Weak development in exports
Exports of traditional goods decreased in volume by 0.4 per cent in the 2nd quarter, following a marked decline in the previous quarter. As in the previous quarter, exports of refined oil products contributed to the decline, which is probably not particularly driven by the business cycle. A decrease for machinery and other products can also be connected with the fall in petroleum-related demand overseas. The largest volume increase is found in food products and basic chemicals, chemical and mineral products. This may be due to improvements in cost competitiveness. Exports of oil and gas fell 1.8 per cent in the 2nd quarter. Preliminary estimates for exports of services, however, show a growth of 2.1 per cent in the 2nd quarter after a clear decline in the previous quarter.
Imports of traditional goods fell by 2.4 per cent after a decline in the previous quarter.
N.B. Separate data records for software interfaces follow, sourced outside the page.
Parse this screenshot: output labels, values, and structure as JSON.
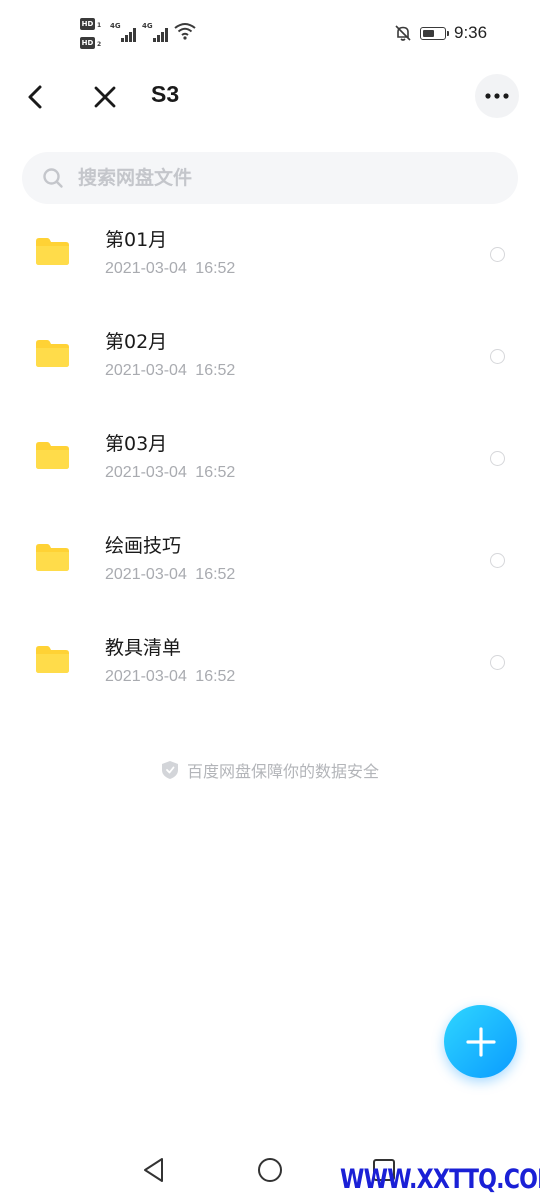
{
  "status_bar": {
    "hd1": "HD",
    "hd1_sub": "1",
    "hd2": "HD",
    "hd2_sub": "2",
    "network1": "4G",
    "network2": "4G",
    "battery_level": 0.6,
    "time": "9:36"
  },
  "header": {
    "title": "S3"
  },
  "search": {
    "placeholder": "搜索网盘文件"
  },
  "files": [
    {
      "name": "第01月",
      "date": "2021-03-04",
      "time": "16:52"
    },
    {
      "name": "第02月",
      "date": "2021-03-04",
      "time": "16:52"
    },
    {
      "name": "第03月",
      "date": "2021-03-04",
      "time": "16:52"
    },
    {
      "name": "绘画技巧",
      "date": "2021-03-04",
      "time": "16:52"
    },
    {
      "name": "教具清单",
      "date": "2021-03-04",
      "time": "16:52"
    }
  ],
  "footer": {
    "security_note": "百度网盘保障你的数据安全"
  },
  "watermark": "WWW.XXTTQ.COM",
  "colors": {
    "accent": "#0a9bff",
    "folder": "#ffd235",
    "watermark": "#1a20d6"
  }
}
Preliminary figures for imports of services show a decline of 2.0 per cent from the 1st to 2nd quarter of 2016.
Preliminary calculations show that employment fell by 0.1 per cent in the 2nd quarter of 2016. This is equivalent to approximately 3 100 persons. There was a similar fall in employment in the three preceding quarters. In the 2nd quarter, the number of hours worked decreased by 0.5 per cent.
Figures revised for all quarters for 2014
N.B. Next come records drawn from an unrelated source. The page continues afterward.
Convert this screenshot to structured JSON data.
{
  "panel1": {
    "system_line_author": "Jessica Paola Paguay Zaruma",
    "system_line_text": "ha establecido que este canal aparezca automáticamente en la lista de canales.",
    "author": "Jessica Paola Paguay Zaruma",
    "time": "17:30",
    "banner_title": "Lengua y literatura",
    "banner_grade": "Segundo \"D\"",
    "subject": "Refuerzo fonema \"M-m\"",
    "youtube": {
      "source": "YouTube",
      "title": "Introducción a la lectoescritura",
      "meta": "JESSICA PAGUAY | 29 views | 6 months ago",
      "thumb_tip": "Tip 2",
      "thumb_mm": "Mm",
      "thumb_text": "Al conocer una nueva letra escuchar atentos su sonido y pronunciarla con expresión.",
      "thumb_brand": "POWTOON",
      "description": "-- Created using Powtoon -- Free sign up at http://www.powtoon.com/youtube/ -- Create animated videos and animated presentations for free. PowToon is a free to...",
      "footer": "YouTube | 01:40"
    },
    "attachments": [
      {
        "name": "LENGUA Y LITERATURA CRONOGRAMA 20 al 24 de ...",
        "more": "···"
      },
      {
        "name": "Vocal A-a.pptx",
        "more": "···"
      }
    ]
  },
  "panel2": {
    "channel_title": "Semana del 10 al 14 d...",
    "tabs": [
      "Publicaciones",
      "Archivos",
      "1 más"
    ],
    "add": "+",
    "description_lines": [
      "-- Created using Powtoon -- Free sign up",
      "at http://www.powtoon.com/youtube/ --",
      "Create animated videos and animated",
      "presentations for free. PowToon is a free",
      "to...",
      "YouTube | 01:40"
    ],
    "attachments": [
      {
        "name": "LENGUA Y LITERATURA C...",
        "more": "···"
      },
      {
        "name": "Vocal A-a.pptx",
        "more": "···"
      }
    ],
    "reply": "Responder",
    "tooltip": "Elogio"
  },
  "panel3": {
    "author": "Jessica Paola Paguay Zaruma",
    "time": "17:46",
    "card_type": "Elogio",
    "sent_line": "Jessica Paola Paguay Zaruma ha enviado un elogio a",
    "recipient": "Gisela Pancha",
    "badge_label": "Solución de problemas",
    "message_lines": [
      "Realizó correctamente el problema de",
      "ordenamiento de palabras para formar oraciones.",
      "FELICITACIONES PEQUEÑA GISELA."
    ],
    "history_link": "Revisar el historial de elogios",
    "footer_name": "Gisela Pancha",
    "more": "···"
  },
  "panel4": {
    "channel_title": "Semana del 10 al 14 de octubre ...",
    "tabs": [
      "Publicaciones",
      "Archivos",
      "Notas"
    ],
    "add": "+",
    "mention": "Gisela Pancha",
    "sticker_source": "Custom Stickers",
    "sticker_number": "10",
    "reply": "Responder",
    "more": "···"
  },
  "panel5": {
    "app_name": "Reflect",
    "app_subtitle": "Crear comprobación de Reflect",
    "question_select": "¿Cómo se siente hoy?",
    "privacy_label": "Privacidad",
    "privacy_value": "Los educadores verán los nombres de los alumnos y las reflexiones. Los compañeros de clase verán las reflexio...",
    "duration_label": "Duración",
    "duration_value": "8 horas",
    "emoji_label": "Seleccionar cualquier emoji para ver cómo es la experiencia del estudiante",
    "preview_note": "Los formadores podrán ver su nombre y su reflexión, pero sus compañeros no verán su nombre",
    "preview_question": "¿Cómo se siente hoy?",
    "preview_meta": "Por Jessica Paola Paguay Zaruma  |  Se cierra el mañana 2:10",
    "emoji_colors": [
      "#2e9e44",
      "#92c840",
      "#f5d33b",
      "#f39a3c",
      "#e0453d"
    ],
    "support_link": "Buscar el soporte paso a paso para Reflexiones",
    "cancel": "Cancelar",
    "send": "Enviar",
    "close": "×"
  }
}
In conjunction with the release of figures for the 2nd quarter of 2016, the base year is updated with new information from the final national accounts for 2014. In addition, new information is incorporated for all quarters from the 1st quarter of 2015. The new figures for 2015 show a growth in GDP mainland Norway at 1.1 per cent annually, which is 0.1 percentage point higher than the previous estimate. For a discussion of revisions in other sizes, see Annual national accounts. Only small changes are seen in the seasonally-adjusted growth in GDP Mainland Norway as a result of the new information. Growth in the 1st quarter of 2016 is unchanged from the previous publication.
An overview of the revisions in macroeconomic variables is listed in Appendix Table no. 48.
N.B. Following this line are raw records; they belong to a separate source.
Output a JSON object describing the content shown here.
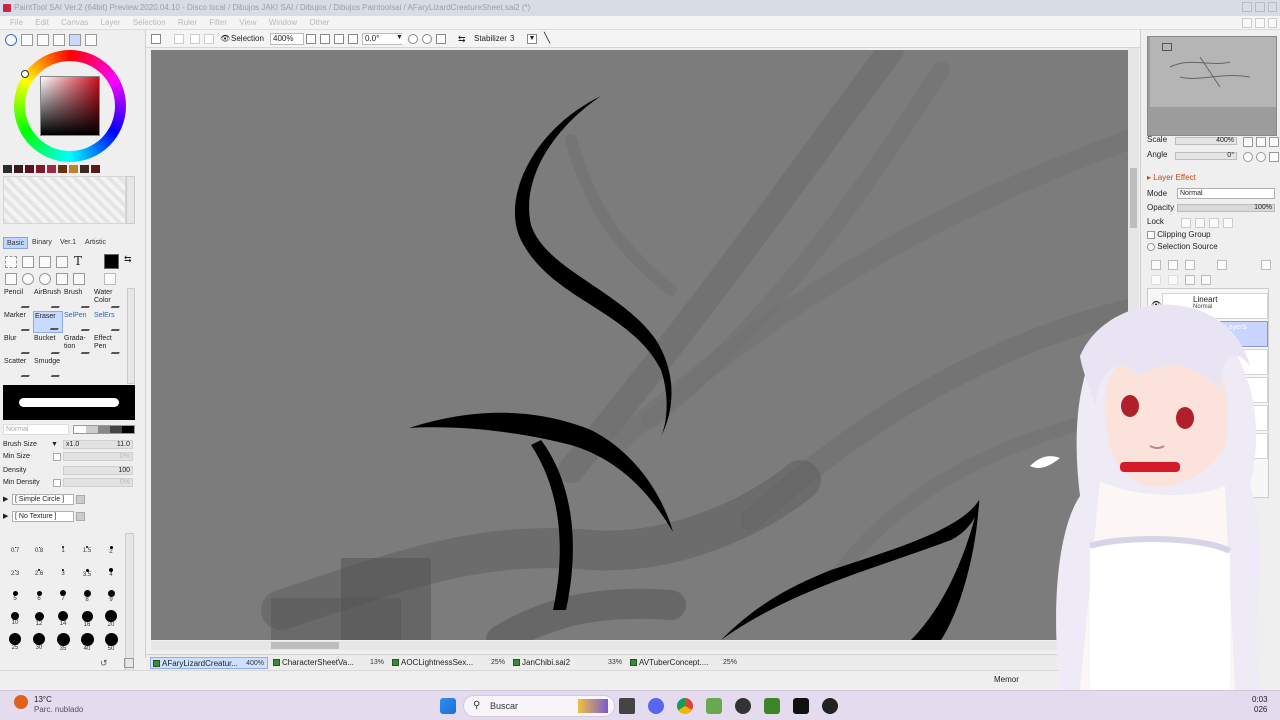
{
  "window": {
    "title": "PaintTool SAI Ver.2 (64bit) Preview.2020.04.10 - Disco local / Dibujos JAKI SAI / Dibujos / Dibujos Paintoolsai / AFaryLizardCreatureSheet.sai2 (*)"
  },
  "menu": [
    "File",
    "Edit",
    "Canvas",
    "Layer",
    "Selection",
    "Ruler",
    "Filter",
    "View",
    "Window",
    "Other"
  ],
  "toolbar": {
    "selection_label": "Selection",
    "zoom": "400%",
    "rotation": "0.0°",
    "stabilizer_label": "Stabilizer",
    "stabilizer_value": "3"
  },
  "tool_tabs": [
    "Basic",
    "Binary",
    "Ver.1",
    "Artistic"
  ],
  "tools": [
    {
      "label": "Pencil",
      "selected": false
    },
    {
      "label": "AirBrush",
      "selected": false
    },
    {
      "label": "Brush",
      "selected": false
    },
    {
      "label": "Water Color",
      "selected": false
    },
    {
      "label": "Marker",
      "selected": false
    },
    {
      "label": "Eraser",
      "selected": true
    },
    {
      "label": "SelPen",
      "selected": false
    },
    {
      "label": "SelErs",
      "selected": false
    },
    {
      "label": "Blur",
      "selected": false
    },
    {
      "label": "Bucket",
      "selected": false
    },
    {
      "label": "Grada-tion",
      "selected": false
    },
    {
      "label": "Effect Pen",
      "selected": false
    },
    {
      "label": "Scatter",
      "selected": false
    },
    {
      "label": "Smudge",
      "selected": false
    }
  ],
  "brush": {
    "blend_mode": "Normal",
    "size_label": "Brush Size",
    "size_multiplier": "x1.0",
    "size_value": "11.0",
    "min_size_label": "Min Size",
    "min_size_value": "0%",
    "density_label": "Density",
    "density_value": "100",
    "min_density_label": "Min Density",
    "min_density_value": "0%",
    "shape": "[ Simple Circle ]",
    "texture": "[ No Texture ]"
  },
  "brush_sizes": [
    "0.7",
    "0.8",
    "1",
    "1.5",
    "2",
    "2.3",
    "2.6",
    "3",
    "3.5",
    "4",
    "5",
    "6",
    "7",
    "8",
    "9",
    "10",
    "12",
    "14",
    "16",
    "20",
    "25",
    "30",
    "35",
    "40",
    "50"
  ],
  "swatch_colors": [
    "#2b2b2b",
    "#3a1a1a",
    "#5a1020",
    "#7a1a2a",
    "#9a2a4a",
    "#6a3010",
    "#c08030",
    "#3a2a20",
    "#5a1a1a"
  ],
  "navigator": {
    "scale_label": "Scale",
    "scale_value": "400%",
    "angle_label": "Angle",
    "angle_value": "0°"
  },
  "layer_panel": {
    "effect_label": "Layer Effect",
    "mode_label": "Mode",
    "mode_value": "Normal",
    "opacity_label": "Opacity",
    "opacity_value": "100%",
    "lock_label": "Lock",
    "clipping_label": "Clipping Group",
    "selection_source_label": "Selection Source",
    "layers": [
      {
        "name": "Lineart",
        "mode": "Normal",
        "selected": false
      },
      {
        "name": "Layer5",
        "mode": "",
        "selected": true
      }
    ]
  },
  "documents": [
    {
      "name": "AFaryLizardCreatur...",
      "zoom": "400%",
      "active": true
    },
    {
      "name": "CharacterSheetVa...",
      "zoom": "13%",
      "active": false
    },
    {
      "name": "AOCLightnessSex...",
      "zoom": "25%",
      "active": false
    },
    {
      "name": "JanChibi.sai2",
      "zoom": "33%",
      "active": false
    },
    {
      "name": "AVTuberConcept....",
      "zoom": "25%",
      "active": false
    }
  ],
  "status": {
    "memory_label": "Memor"
  },
  "taskbar": {
    "weather_temp": "13°C",
    "weather_desc": "Parc. nublado",
    "search_placeholder": "Buscar",
    "clock_time": "0:03",
    "clock_date": "026"
  },
  "colors": {
    "canvas_bg": "#7c7c7c",
    "accent_selected": "#c8dbff",
    "layer_effect_label": "#c24a1a"
  }
}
For an overview of developments in the gross domestic product for some of our trading partners, see the statistics from the OECD.
For more information about definitions of the main concepts, variables and classifications in national accounts, see About the statistics, definitions.
The sum of four quarters in the Quarterly National Accounts (QNA) makes up the preliminary annual figures until the Annual National Accounts (ANA) for year t are published in November in year t+2 and incorporated as a new base year in the QNA.
Note that in the time series in volume, the figures from the base year and onwards are fixed price figures, while data prior to the base year are chained volume figures. This implies that additivity in volume is lost prior to the base year.